The University of South Carolina Libraries has provided free access to course materials for over a century. Records dating back to 1912 document the Libraries purchasing and making available course materials for students. In 2008, a formal course reserves textbook program was started in response to a Student Government initiative, placing at least one copy of each assigned textbook on reserve for every course with over one hundred students enrolled. In addition, the Libraries support streaming films and an electronic reserves service to make course content available through UofSC’s learning management system, Blackboard.
Alongside these traditional course material services, the University Libraries has been active in promoting the use of open educational resources, or OER, to instructors since 2015. In partnership with Student Government, the Libraries created an award to facilitate faculty adoption of OER and other no-cost materials, such as library-licensed content. This initiative, affectionately named the SCoer Award, offers faculty a stipend for attending a librarian-led workshop and then transitioning to a course completely free of textbook costs over an academic year. This award has led to upfront cost-savings of over $384,000 for students.
Beyond offering the SCoer Award, librarians have been leaders in supporting the use of OER across campus. Librarians have hosted workshops and spoken at several significant gatherings and events, ranging from Faculty Senate meetings to a Provost’s Retreat. The Libraries have hosted Open Education Week events annually since 2017, gathering students and faculty through a variety of approaches to discuss textbook affordability and opportunities to remove costs and other success barriers associated with traditional course materials.
In collaboration with Student Government, the Libraries support a ‘Professors for Student Affordability’ distinction to recognize instructors teaching classes that do not require students to purchase course materials. Recipients are listed on the Libraries’ OER LibGuide and receive a personalized letter of thanks from the Student Body President. There are currently 37 instructors who have been recognized as a Professor for Student Affordability.
The Libraries additionally offer a syllabus review service to assist instructors interested in investigating open and freely available course materials. Upon request, a librarian will perform a preliminary review of alternative materials that may be compatible with the existing course curriculum.

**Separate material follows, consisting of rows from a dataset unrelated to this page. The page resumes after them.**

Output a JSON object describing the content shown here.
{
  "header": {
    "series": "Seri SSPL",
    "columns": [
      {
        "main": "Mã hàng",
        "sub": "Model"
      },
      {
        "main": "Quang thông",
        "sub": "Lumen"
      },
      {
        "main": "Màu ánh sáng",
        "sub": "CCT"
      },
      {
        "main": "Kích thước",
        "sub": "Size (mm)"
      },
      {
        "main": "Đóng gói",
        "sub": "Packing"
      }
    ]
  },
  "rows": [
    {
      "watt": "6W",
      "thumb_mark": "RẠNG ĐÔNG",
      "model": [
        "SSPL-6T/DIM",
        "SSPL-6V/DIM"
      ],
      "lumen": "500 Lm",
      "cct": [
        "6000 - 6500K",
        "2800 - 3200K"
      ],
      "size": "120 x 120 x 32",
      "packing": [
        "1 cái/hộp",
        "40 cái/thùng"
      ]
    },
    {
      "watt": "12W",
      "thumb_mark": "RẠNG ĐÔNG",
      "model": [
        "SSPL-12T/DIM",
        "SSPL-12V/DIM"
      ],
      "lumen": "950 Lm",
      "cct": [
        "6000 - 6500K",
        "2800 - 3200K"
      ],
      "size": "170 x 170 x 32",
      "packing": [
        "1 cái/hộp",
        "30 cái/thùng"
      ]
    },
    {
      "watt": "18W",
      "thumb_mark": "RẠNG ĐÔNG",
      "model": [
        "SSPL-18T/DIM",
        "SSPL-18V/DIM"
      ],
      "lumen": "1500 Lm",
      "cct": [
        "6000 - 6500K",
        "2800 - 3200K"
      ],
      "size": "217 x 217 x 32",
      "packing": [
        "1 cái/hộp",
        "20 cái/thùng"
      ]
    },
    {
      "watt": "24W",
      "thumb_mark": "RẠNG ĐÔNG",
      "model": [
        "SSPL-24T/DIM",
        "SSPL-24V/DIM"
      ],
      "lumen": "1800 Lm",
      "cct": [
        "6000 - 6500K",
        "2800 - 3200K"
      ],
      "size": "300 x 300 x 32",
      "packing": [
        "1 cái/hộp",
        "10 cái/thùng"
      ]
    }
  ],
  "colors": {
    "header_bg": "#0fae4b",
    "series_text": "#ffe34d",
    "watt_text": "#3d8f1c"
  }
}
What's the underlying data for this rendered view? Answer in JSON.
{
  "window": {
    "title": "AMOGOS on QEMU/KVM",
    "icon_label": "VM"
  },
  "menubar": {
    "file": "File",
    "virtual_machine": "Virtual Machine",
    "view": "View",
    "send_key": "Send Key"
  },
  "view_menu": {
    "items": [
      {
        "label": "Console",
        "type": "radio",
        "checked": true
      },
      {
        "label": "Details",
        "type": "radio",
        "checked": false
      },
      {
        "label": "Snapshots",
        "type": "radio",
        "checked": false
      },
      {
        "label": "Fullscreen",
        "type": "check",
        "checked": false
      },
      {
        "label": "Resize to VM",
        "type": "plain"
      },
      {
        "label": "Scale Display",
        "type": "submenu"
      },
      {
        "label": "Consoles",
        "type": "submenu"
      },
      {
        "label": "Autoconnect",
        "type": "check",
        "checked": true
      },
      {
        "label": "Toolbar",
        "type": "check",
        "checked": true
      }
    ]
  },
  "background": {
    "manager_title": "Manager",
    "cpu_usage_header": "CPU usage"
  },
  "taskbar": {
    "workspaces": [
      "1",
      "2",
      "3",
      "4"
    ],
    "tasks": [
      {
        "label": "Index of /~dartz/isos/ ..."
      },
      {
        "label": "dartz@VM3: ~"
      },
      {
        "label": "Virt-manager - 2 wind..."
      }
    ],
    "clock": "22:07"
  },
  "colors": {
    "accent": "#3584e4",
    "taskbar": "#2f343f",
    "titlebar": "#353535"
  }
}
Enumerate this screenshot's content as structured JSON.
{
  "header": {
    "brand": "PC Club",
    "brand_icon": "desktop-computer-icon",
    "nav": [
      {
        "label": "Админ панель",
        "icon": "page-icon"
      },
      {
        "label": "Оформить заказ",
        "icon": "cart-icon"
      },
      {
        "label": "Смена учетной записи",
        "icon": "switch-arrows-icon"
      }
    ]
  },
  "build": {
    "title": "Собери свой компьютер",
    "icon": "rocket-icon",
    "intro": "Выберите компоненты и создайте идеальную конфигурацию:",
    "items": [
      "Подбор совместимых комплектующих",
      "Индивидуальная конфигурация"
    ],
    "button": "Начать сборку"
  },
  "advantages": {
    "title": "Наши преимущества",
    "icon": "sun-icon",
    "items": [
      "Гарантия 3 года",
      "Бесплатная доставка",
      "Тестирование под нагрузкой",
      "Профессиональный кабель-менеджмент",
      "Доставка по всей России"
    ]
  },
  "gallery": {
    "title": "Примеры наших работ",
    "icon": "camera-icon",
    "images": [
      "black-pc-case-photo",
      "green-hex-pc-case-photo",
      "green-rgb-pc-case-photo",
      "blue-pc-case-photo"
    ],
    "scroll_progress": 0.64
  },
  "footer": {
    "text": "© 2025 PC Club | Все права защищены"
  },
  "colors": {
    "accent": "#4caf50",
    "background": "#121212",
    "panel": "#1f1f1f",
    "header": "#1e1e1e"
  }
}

Finally, UofSC Libraries are involved in PASCAL’s Affordable Learning initiative, SCALE. Two UofSC librarians serve as members of the taskforce, contributing time and expertise to statewide programs designed to promote and build services surrounding affordable learning.
The outreach and participation of UofSC Libraries created significant cost-savings for students. As of December 2019, UofSC students have saved over a million dollars through the use of OER and other no-cost course materials.
Above are photos from some of the University of South Carolina Libraries Affordable Learning programs. From left to right: A display recognizing faculty who participated in the Textbook Hero program; a display of OpenStax textbooks; a display of student comments about the cost of textbooks.